Clinton Benghazi Hearing: Senate Committee Misses a Chance to Learn Some Valuable Lessons


On Wednesday, Secretary of State Hillary Clinton sat before the Senate Committee on Foreign Relations. It was billed as Benghazi: The Attacks and the Lessons Learned. Members of the committee, however, didn’t come to learn lessons. This was a planned ambush, not of Secretary Clinton, but of every federal employee, foreign diplomat, law enforcement officer, humanitarian, and military service member who has ever been asked to keep a watchful eye on a fluid and dangerous world on behalf of their fellow Americans.

Senator John McCain (R-Ariz.) said, "It's been a cover-up from the beginning,” while Senator Rand Paul (R-Ky.) said he would have removed her from her duties if he were president. Those set on making this about fault showed no sense of mutual accountability. On the other hand, the Democrats, who rushed to compliment her as one of the greatest secretaries of state in history, showed no real understanding that the Department of State is reliant on their willingness to be mutually responsible for our national security. 

What difference does it make? To deny the truth spoken by the Secretary - that "we need to get our act together between the Congress and the administration" -- is to insure that Americans have a dysfunctional government incapable of coming together united in the single purpose of keeping our nation safe.

The truth is: Benghazi was a terrorist attack, terrorists attacks are wildly frantic by design, protecting against them is expensive, and fighting them off requires all hands on deck. The Senate has been MIA. They have been MIA in their budget obligations. They have been MIA in having hard conversations about where we find ourselves as the world leader in a new world. And, Wednesday, they proved that they may not even be capable of even actually reporting for duty in a prepared and professional manner.

The committee brags that their function it to "take the lead on foreign policy and overseeing funding foreign aid." As such, it certainly stands to reason that on this day – the day they set aside to learn lessons on what when wrong – their job was simple; take responsibility for the part they played in the events leading up to the murdering of four Americans by terrorists. They could have chosen today to be accountable to the American people for their inability to pass a budget befitting a nation in a global war of terrorism, for example. Secretary Clinton took responsibility, yet not one single Senator did nor did they even bother to ask; what could we have done better to help the Department of State better protect America and her sons and daughters?

Secretary Clinton has been the type of aggressive, approachable, and adept secretary of state a modern America requires. But she is human. As are the 850,000 American’s who have the task of putting the pieces together, most of the time before those pieces can even be fathomed. Can you imagine spending your day trying to imagine what a terrorist might come up with next? Of course not, but the members of the Foreign Affairs Committee are suppose to be experts. They are suppose to know how messy a terrorist attack is, how fragmented information can be and how complex imagining the unimaginable is.

However, they acted blameless on Wednesday, when they could have acted instead like full on partners with a mutual mission.
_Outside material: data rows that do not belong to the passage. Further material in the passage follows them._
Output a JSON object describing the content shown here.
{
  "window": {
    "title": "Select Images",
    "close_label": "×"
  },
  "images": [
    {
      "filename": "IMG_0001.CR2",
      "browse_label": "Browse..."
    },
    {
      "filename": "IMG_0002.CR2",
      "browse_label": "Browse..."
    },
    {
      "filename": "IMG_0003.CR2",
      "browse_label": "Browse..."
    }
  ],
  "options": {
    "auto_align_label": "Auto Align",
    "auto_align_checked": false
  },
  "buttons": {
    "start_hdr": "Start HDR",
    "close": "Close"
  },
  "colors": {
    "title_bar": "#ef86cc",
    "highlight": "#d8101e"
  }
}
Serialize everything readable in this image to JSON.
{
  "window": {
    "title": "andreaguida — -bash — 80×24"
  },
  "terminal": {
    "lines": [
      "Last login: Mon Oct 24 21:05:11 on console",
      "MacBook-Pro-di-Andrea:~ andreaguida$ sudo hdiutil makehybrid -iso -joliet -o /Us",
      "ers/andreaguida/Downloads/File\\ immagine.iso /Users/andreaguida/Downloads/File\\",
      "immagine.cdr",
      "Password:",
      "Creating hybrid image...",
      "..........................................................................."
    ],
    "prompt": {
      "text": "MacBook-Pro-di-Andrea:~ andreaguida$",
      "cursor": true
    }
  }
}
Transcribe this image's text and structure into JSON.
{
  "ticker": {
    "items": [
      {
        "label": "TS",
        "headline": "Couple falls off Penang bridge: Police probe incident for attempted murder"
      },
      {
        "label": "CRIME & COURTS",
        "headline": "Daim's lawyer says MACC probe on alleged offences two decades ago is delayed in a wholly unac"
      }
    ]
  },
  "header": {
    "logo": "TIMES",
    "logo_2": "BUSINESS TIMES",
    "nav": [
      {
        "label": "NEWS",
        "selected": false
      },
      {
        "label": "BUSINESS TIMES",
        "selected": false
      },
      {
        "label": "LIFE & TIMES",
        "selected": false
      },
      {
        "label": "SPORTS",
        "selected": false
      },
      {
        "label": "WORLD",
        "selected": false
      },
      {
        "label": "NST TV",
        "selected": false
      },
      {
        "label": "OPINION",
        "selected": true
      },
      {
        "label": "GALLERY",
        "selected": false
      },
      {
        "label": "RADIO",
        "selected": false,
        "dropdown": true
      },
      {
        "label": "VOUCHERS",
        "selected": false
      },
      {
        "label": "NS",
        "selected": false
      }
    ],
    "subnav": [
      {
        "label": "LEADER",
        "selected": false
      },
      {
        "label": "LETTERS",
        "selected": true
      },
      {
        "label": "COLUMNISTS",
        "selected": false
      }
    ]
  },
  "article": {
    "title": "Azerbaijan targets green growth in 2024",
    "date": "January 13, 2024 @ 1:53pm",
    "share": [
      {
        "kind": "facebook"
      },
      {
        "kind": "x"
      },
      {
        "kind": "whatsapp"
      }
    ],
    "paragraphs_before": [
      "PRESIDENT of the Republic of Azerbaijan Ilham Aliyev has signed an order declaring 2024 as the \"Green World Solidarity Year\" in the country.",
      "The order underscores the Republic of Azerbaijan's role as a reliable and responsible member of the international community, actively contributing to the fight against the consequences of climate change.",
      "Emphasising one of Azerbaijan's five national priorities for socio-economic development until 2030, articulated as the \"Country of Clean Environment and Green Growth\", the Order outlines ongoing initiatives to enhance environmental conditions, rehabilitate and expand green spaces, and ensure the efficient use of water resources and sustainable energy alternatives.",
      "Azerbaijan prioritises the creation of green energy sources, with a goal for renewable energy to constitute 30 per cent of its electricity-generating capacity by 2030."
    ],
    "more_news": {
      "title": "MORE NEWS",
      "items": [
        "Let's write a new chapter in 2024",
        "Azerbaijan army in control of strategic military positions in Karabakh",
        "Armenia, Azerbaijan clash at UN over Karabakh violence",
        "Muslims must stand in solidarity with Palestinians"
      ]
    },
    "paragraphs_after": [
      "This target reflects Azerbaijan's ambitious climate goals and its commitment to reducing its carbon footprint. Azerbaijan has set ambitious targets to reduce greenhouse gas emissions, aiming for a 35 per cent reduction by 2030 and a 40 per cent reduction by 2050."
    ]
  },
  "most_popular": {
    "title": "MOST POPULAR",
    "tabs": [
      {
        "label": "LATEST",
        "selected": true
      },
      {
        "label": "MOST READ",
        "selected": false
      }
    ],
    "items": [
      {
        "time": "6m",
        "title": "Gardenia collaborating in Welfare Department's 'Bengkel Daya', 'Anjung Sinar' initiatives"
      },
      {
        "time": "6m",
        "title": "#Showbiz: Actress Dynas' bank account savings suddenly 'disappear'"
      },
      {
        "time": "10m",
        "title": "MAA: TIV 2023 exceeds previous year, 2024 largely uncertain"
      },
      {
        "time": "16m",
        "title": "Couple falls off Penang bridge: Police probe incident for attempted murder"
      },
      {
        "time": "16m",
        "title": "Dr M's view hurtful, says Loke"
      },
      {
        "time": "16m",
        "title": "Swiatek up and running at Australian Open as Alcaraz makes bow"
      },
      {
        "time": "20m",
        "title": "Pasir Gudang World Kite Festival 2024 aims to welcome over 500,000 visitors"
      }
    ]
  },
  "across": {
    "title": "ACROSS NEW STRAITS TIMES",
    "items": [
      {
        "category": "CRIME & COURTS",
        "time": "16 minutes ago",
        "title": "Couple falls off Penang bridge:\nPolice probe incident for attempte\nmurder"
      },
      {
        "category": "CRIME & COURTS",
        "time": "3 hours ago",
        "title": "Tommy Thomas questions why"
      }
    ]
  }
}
However, they chose to not really find the answer to one question: how do we stop them next time? While Secretary Clinton went into painstaking details of the event in an effort to tell her government what the Department of State needs from them to keep us safe, they showed a real fervor for devouring her and the good people of the intelligence community when what we need - as a nation - is for the Senate to do their job.

The Senate today belittled itself as a body by not coming alongside the Department of State in an effort to really learn the lessons of Benghazi and by mirroring her inspiring leadership and choosing to take responsibility for what they did, what they didn't do, and what they will do differently for us all.